Xenebeth Lazaro recently graduated from the University of Florida with a BS in Wildlife Ecology and Conservation with an emphasis on Psychology. Xenebeth's research interest involves the intersection of wildlife conservation and local watershed ecosystems. Xenebeth's IRES experience, focused on the capability of bryophyte fragments recovered from the feces of two herbivorous bird species to regenerate. She collected feces from white-bellied seed snipes and upland geese in the field and brought them back to the lab to then extract bryophyte fragments from. Xenebeth then put these fragments into different growing conditions and observed and recorded their growth.
Xenebeth worked with Dr. Bernard Goffinet and Dr. Jaime Jiménez in the U.S. and with Dr. Roy Mackenzie in Chile.
Xenebeth tells us, "My IRES experience was an unforgettable one because I met a handful of people who were influential in my life decisions and my work, and who I stay in contact with till this day.
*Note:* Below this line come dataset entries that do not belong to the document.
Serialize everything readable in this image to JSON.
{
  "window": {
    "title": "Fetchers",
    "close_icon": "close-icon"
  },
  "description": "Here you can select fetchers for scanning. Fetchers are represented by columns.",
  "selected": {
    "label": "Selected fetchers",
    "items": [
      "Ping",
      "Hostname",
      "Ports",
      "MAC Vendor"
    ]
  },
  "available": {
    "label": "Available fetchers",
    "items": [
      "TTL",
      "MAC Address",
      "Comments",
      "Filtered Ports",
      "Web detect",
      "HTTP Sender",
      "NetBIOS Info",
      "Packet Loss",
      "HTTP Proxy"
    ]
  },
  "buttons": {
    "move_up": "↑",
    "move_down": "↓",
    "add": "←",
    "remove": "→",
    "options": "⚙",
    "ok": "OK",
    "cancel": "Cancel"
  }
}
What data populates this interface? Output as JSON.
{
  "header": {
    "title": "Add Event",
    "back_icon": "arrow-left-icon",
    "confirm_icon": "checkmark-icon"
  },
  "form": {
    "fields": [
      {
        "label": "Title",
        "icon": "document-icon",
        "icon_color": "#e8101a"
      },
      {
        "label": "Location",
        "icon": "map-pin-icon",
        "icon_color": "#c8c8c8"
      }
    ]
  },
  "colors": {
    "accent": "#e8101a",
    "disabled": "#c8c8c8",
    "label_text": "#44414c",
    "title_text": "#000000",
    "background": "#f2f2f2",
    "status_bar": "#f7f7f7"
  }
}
I also met people from around the world who were doing cool research in this pristine area of the planet, and was fortunate enough to not only get a research experience but also a cultural experience by interacting with the indigenous Yaghan people."
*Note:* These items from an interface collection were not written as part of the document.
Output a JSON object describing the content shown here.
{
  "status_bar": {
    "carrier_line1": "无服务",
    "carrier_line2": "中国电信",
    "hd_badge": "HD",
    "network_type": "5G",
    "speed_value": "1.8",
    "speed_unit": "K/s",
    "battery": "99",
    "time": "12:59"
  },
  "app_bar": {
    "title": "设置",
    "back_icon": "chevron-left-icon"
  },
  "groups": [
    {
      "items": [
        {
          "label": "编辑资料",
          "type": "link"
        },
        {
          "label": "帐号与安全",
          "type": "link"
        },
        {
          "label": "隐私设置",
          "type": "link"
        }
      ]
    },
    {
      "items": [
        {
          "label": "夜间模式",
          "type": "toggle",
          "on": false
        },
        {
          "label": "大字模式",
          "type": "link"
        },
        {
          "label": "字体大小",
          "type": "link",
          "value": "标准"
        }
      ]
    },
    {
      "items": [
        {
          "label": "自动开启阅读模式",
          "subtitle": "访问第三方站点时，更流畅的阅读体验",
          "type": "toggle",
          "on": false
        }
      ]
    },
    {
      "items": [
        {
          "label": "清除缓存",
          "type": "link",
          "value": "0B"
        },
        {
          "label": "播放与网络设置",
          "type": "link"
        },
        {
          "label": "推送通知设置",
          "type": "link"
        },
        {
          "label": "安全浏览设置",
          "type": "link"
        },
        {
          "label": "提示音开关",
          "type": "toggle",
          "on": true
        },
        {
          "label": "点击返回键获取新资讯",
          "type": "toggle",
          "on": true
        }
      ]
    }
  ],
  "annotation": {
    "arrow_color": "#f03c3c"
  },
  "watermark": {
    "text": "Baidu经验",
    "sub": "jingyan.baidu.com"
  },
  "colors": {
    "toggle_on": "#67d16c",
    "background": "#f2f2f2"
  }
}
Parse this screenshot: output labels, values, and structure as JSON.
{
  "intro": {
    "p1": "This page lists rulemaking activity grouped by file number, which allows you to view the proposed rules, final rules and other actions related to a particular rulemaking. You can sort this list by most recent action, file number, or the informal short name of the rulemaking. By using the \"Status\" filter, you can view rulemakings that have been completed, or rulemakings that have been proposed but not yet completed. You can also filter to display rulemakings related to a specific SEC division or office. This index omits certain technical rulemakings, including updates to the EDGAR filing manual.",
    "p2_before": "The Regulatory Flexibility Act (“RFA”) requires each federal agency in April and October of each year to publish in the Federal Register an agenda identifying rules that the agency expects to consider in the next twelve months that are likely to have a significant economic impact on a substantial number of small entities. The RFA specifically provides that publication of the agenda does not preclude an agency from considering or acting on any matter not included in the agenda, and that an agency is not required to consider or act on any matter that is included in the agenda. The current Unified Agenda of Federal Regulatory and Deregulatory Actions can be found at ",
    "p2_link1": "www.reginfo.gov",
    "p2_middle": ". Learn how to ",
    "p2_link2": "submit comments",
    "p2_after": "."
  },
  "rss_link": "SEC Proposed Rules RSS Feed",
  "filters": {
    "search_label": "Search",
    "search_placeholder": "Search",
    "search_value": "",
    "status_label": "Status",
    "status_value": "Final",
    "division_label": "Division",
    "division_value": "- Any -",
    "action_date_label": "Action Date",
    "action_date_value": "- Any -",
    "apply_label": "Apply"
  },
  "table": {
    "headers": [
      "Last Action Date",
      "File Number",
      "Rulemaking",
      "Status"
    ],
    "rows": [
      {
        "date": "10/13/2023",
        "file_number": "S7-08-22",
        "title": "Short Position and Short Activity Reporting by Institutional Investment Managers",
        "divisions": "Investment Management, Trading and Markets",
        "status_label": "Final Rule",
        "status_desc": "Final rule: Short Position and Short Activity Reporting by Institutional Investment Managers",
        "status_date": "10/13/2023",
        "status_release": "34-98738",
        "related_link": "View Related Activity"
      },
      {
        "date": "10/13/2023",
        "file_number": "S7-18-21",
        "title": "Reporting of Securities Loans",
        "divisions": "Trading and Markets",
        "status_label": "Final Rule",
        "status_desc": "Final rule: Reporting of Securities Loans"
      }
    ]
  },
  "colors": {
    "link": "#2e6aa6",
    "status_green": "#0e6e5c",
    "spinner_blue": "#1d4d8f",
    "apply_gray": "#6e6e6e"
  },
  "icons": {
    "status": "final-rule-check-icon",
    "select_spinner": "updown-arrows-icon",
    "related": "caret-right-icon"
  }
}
Xenebeth will be presenting her research at the 2019 Ecological Society of America and United States Society for Ecological Economics Joint Meeting in Louisville, KY in August.
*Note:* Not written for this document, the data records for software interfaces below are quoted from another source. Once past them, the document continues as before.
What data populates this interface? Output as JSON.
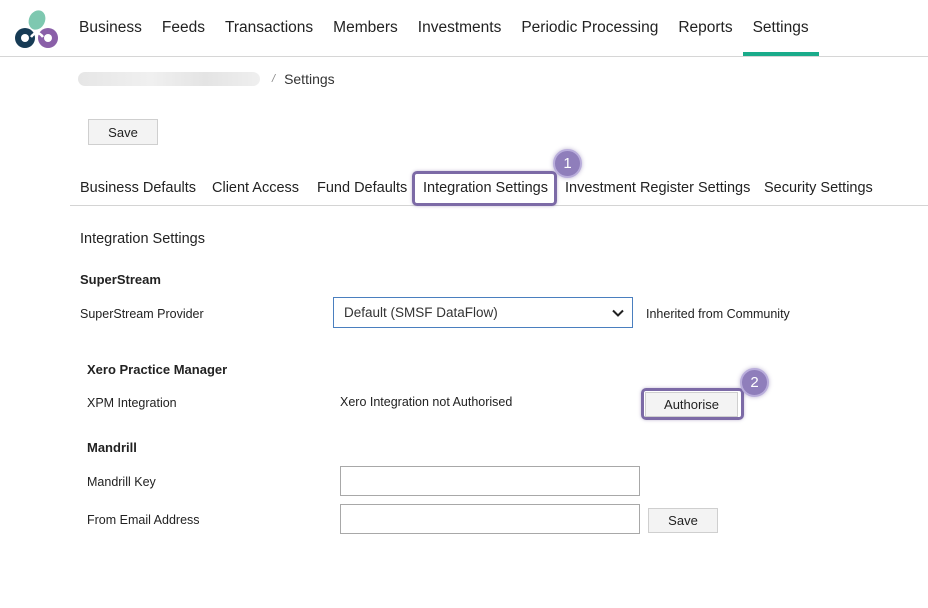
{
  "nav": {
    "items": [
      {
        "label": "Business"
      },
      {
        "label": "Feeds"
      },
      {
        "label": "Transactions"
      },
      {
        "label": "Members"
      },
      {
        "label": "Investments"
      },
      {
        "label": "Periodic Processing"
      },
      {
        "label": "Reports"
      },
      {
        "label": "Settings",
        "active": true
      }
    ]
  },
  "breadcrumb": {
    "separator": "/",
    "current": "Settings"
  },
  "toolbar": {
    "save_label": "Save"
  },
  "tabs": [
    {
      "label": "Business Defaults"
    },
    {
      "label": "Client Access"
    },
    {
      "label": "Fund Defaults"
    },
    {
      "label": "Integration Settings",
      "active": true
    },
    {
      "label": "Investment Register Settings"
    },
    {
      "label": "Security Settings"
    }
  ],
  "markers": {
    "step1": "1",
    "step2": "2"
  },
  "integration": {
    "title": "Integration Settings",
    "superstream": {
      "heading": "SuperStream",
      "provider_label": "SuperStream Provider",
      "provider_value": "Default (SMSF DataFlow)",
      "inherited_note": "Inherited from Community"
    },
    "xero": {
      "heading": "Xero Practice Manager",
      "xpm_label": "XPM Integration",
      "status": "Xero Integration not Authorised",
      "authorise_label": "Authorise"
    },
    "mandrill": {
      "heading": "Mandrill",
      "key_label": "Mandrill Key",
      "key_value": "",
      "from_email_label": "From Email Address",
      "from_email_value": "",
      "save_label": "Save"
    }
  },
  "colors": {
    "accent_green": "#1aab8a",
    "highlight_purple": "#7c6aa6",
    "badge_purple": "#8f7ebb",
    "select_border": "#4a7fbf"
  }
}
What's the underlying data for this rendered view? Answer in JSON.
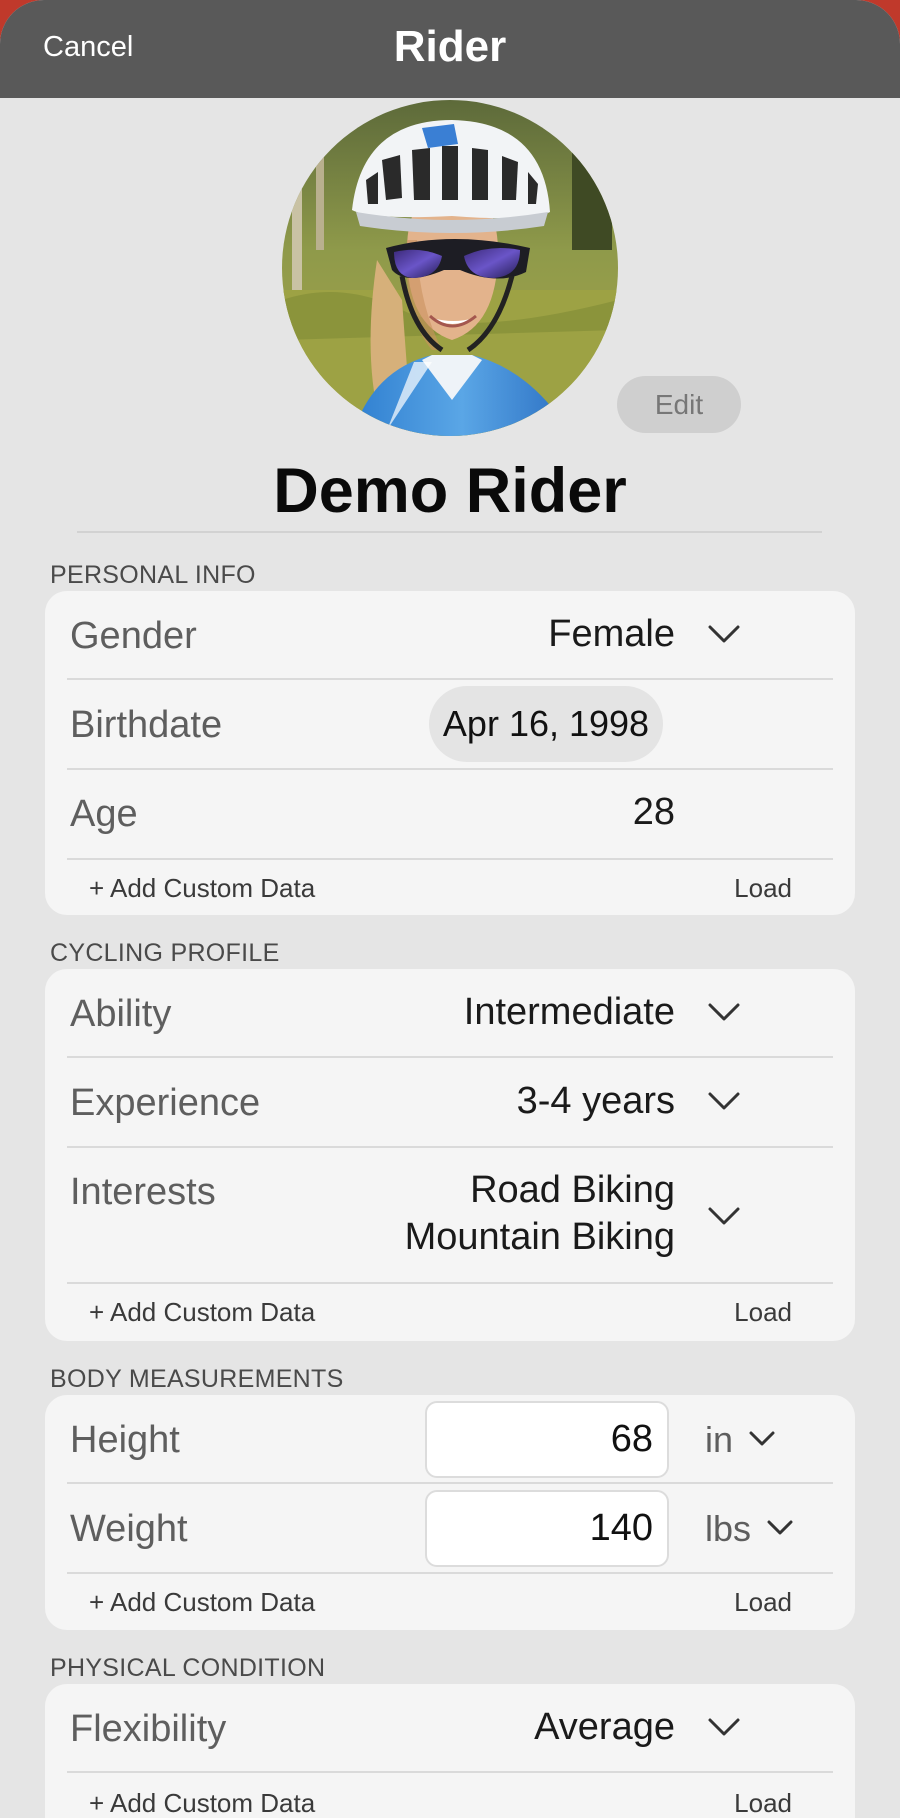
{
  "nav": {
    "cancel": "Cancel",
    "title": "Rider"
  },
  "profile": {
    "name": "Demo Rider",
    "edit_label": "Edit"
  },
  "personal_info": {
    "header": "PERSONAL INFO",
    "gender_label": "Gender",
    "gender_value": "Female",
    "birthdate_label": "Birthdate",
    "birthdate_value": "Apr 16, 1998",
    "age_label": "Age",
    "age_value": "28",
    "add_custom": "+ Add Custom Data",
    "load": "Load"
  },
  "cycling_profile": {
    "header": "CYCLING PROFILE",
    "ability_label": "Ability",
    "ability_value": "Intermediate",
    "experience_label": "Experience",
    "experience_value": "3-4 years",
    "interests_label": "Interests",
    "interests_value_1": "Road Biking",
    "interests_value_2": "Mountain Biking",
    "add_custom": "+ Add Custom Data",
    "load": "Load"
  },
  "body_measurements": {
    "header": "BODY MEASUREMENTS",
    "height_label": "Height",
    "height_value": "68",
    "height_unit": "in",
    "weight_label": "Weight",
    "weight_value": "140",
    "weight_unit": "lbs",
    "add_custom": "+ Add Custom Data",
    "load": "Load"
  },
  "physical_condition": {
    "header": "PHYSICAL CONDITION",
    "flexibility_label": "Flexibility",
    "flexibility_value": "Average",
    "add_custom": "+ Add Custom Data",
    "load": "Load"
  },
  "colors": {
    "nav_bg": "#595959",
    "page_bg": "#e5e5e5",
    "card_bg": "#f5f5f5",
    "edge_accent": "#c0392b"
  },
  "icons": [
    "chevron-down-icon",
    "rider-avatar-photo"
  ]
}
Her presentation is titled, "Moss Regeneration from Fragments as a Potential Indicator of Endozoochory in Sub-Antarctic Chile," and is co-authored by Roy Mackenzie, Bernard Goffinet, and Jaime Jiménez.